When I first started losing weight I read that it takes approximately 20 minutes for your stomach to notify your brain that you are full. So I started concentrating on eating slowly.
This was and is a huge challenge for me because I have always inhaled my food. I'm not the only one - in my family we tend to eat extremely fast - even thin family members chow down quickly.
So now when I eat I actually watch the clock. I chew my food much more and even take mini breaks during my meals.
And guess what - it really doesn't help that much. I'm still hungry after eating a full meal.
I've said a lot that my "hunger switch" is broken. But as I lay in bed Saturday night feeling so full from having overeaten during the reunion I realized that I CAN feel full and not want to eat - but that my body does not respond to the cues in a normal amount of time.
No, you see, I had eaten so much that I believe I must have been full hours earlier. BUT I had no feeling of being full until like 8 at night.
I realized that this happens on occasions like Thanksgiving as well. I don't feel that "stuffed" feeling until HOURS later.
I have read posts by people - usually binge eaters - who talk about feeling almost sick from eating so much and yet they continue to eat. That's not the case with me. The problem is that I just don't have any physical cues to stop in any sort of reasonable time.
There is still so much of the brain that we don't understand. And I've told my clients that I believe some day we'll find "addiction" in the brain. And once we pinpoint that we might be able to go a long way to curing addiction. I wonder if some day we'll find the exact "hunger cue" in the brain as well and be able to fix it.
It's not an excuse for obesity, but I think that it explains a lot of how some people end up consuming so much more and getting fat. And it must be hard for people who have normal brains to understand how people can eat a ton of food and not feel full.

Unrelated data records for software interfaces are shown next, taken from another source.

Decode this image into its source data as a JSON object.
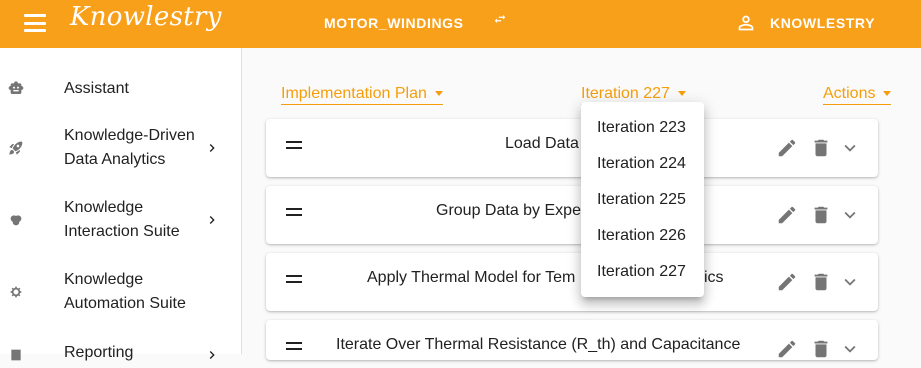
{
  "header": {
    "logo_text": "Knowlestry",
    "project": "MOTOR_WINDINGS",
    "swap_icon": "swap-icon",
    "user_name": "KNOWLESTRY"
  },
  "sidebar": {
    "items": [
      {
        "label": "Assistant",
        "icon": "robot-icon"
      },
      {
        "label": "Knowledge-Driven Data Analytics",
        "line1": "Knowledge-Driven",
        "line2": "Data Analytics",
        "icon": "rocket-icon"
      },
      {
        "label": "Knowledge Interaction Suite",
        "line1": "Knowledge",
        "line2": "Interaction Suite",
        "icon": "brain-icon"
      },
      {
        "label": "Knowledge Automation Suite",
        "line1": "Knowledge",
        "line2": "Automation Suite",
        "icon": "gear-icon"
      },
      {
        "label": "Reporting",
        "icon": "report-icon"
      }
    ]
  },
  "toolbar": {
    "plan_label": "Implementation Plan",
    "iteration_label": "Iteration 227",
    "actions_label": "Actions"
  },
  "steps": [
    {
      "title": "Load Data"
    },
    {
      "title": "Group Data by Expe"
    },
    {
      "title": "Apply Thermal Model for Tem",
      "title_tail": "ics"
    },
    {
      "title": "Iterate Over Thermal Resistance (R_th) and Capacitance"
    }
  ],
  "iteration_menu": {
    "options": [
      "Iteration 223",
      "Iteration 224",
      "Iteration 225",
      "Iteration 226",
      "Iteration 227"
    ]
  },
  "colors": {
    "accent": "#f9a01b",
    "link": "#f59e0b",
    "icon_gray": "#757575"
  }
}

So this means that I – along with others who might have a broken switch – have to stop eating based on non-instinctive cues… Just another challenge we face.